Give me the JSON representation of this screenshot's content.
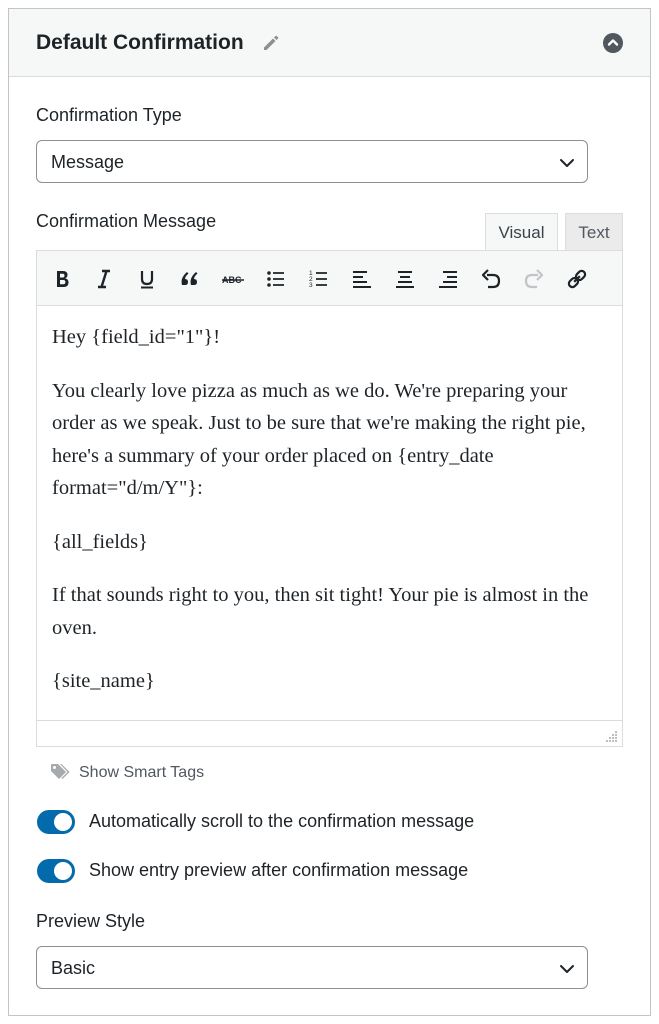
{
  "panel": {
    "title": "Default Confirmation"
  },
  "confirmation_type": {
    "label": "Confirmation Type",
    "value": "Message"
  },
  "confirmation_message": {
    "label": "Confirmation Message",
    "tabs": [
      {
        "label": "Visual",
        "active": true
      },
      {
        "label": "Text",
        "active": false
      }
    ],
    "toolbar": [
      "bold-icon",
      "italic-icon",
      "underline-icon",
      "blockquote-icon",
      "strikethrough-icon",
      "bullet-list-icon",
      "numbered-list-icon",
      "align-left-icon",
      "align-center-icon",
      "align-right-icon",
      "undo-icon",
      "redo-icon",
      "link-icon"
    ],
    "paragraphs": [
      "Hey {field_id=\"1\"}!",
      "You clearly love pizza as much as we do. We're preparing your order as we speak. Just to be sure that we're making the right pie, here's a summary of your order placed on {entry_date format=\"d/m/Y\"}:",
      "{all_fields}",
      "If that sounds right to you, then sit tight! Your pie is almost in the oven.",
      "{site_name}"
    ]
  },
  "smart_tags": {
    "label": "Show Smart Tags"
  },
  "toggles": [
    {
      "label": "Automatically scroll to the confirmation message",
      "on": true
    },
    {
      "label": "Show entry preview after confirmation message",
      "on": true
    }
  ],
  "preview_style": {
    "label": "Preview Style",
    "value": "Basic"
  },
  "colors": {
    "accent": "#036aab",
    "header_bg": "#f6f7f7",
    "border": "#c3c4c7"
  }
}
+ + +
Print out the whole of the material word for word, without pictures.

## Answer box
Give me the JSON representation of this screenshot's content.
{
  "panel": {
    "title": "Default Confirmation"
  },
  "confirmation_type": {
    "label": "Confirmation Type",
    "value": "Message"
  },
  "confirmation_message": {
    "label": "Confirmation Message",
    "tabs": [
      {
        "label": "Visual",
        "active": true
      },
      {
        "label": "Text",
        "active": false
      }
    ],
    "toolbar": [
      "bold-icon",
      "italic-icon",
      "underline-icon",
      "blockquote-icon",
      "strikethrough-icon",
      "bullet-list-icon",
      "numbered-list-icon",
      "align-left-icon",
      "align-center-icon",
      "align-right-icon",
      "undo-icon",
      "redo-icon",
      "link-icon"
    ],
    "paragraphs": [
      "Hey {field_id=\"1\"}!",
      "You clearly love pizza as much as we do. We're preparing your order as we speak. Just to be sure that we're making the right pie, here's a summary of your order placed on {entry_date format=\"d/m/Y\"}:",
      "{all_fields}",
      "If that sounds right to you, then sit tight! Your pie is almost in the oven.",
      "{site_name}"
    ]
  },
  "smart_tags": {
    "label": "Show Smart Tags"
  },
  "toggles": [
    {
      "label": "Automatically scroll to the confirmation message",
      "on": true
    },
    {
      "label": "Show entry preview after confirmation message",
      "on": true
    }
  ],
  "preview_style": {
    "label": "Preview Style",
    "value": "Basic"
  },
  "colors": {
    "accent": "#036aab",
    "header_bg": "#f6f7f7",
    "border": "#c3c4c7"
  }
}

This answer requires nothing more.